This is NOT Electronic Battleship. Whatever gave you that idea, anyway? Oh. I guess I did. Well, it's not. It's a musical mat that makes noises as it is stepped on or hit, hopefully by an infant and not by some easily amused drunk person. (Although who am I to judge the person who plays with this? Well, since it's a free country I may judge them at will. And I'm sorry, if this mat entertains a rational adult longer than, say, three seconds, I will probably judge them, at least in the privacy of my own head. And the results, sadly, will probably not be 100% complimentary toward said adult, in spite of Mojo's kind heart and gentle demeanor. But I digress.) Personally I've always suspected the little rascals have fully figured out cause-and-effect within the first month or two of being in the crib ("If I cry, they will come! Watch!"), but this mat will reinforce that teaching without straining their precious little vocal cords too much. For if you strain their precious little vocal chords, how on earth will they be able to argue with you when they get to be teenagers? Wait, that didn't come out right. I mean, studies done by the Mojo Institute for Brilliance indicates that toddlers who play with this musical mat are 87.578 % more likely to not annoy Mojo when they reach adulthood. I am not making this up. Except that last part. I mean, it's a totally bogus statistic in case you're wondering. And the Institute? Doesn't exist. But I sure made it sound impressive, huh? Once again, ladies and gentlemen, the power of professional copywriting.

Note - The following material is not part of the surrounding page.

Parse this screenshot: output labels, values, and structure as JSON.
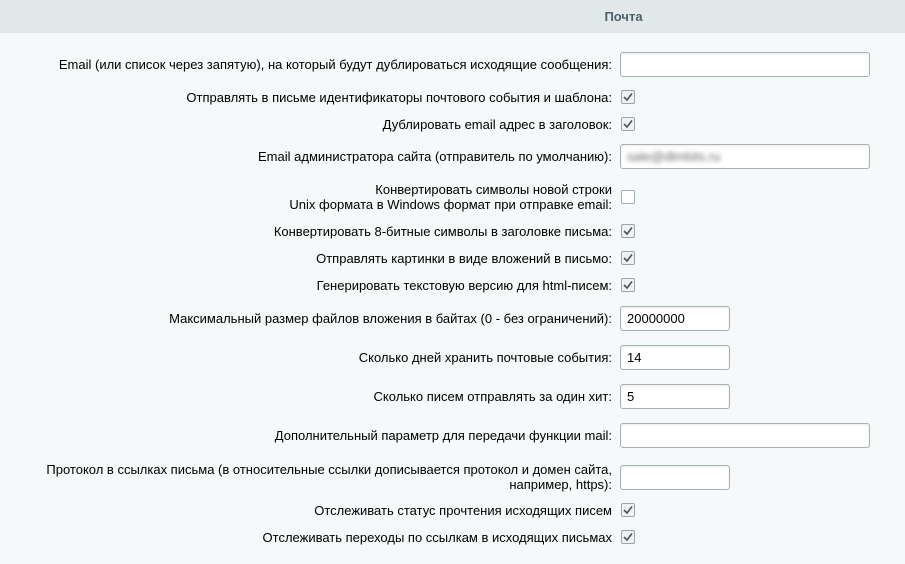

This is an "Electonic Musical Mat", over three feet wide, with six different instrument sounds, nine pre-programmed songs and meant for ages 3 and up. It looks new, but the vinyl carrying bag has seen better days. If it is used, it is lightly used. I haven't taken it out of the bag. All I've done is turn it on and assured myself it makes noise. It does. Granted, your little tyke probably isn't going to start composing symphonies on this thing, but he or she will make a lot of very loud annoying noises which will please them and irritate the stuffing out of you. And you will then think fondly of Mojo's Craptacular and see the Certificate of Craptacularity hanging proudly on your wall and envision a Harvard or Yale diploma in its place. Yeah, envision away.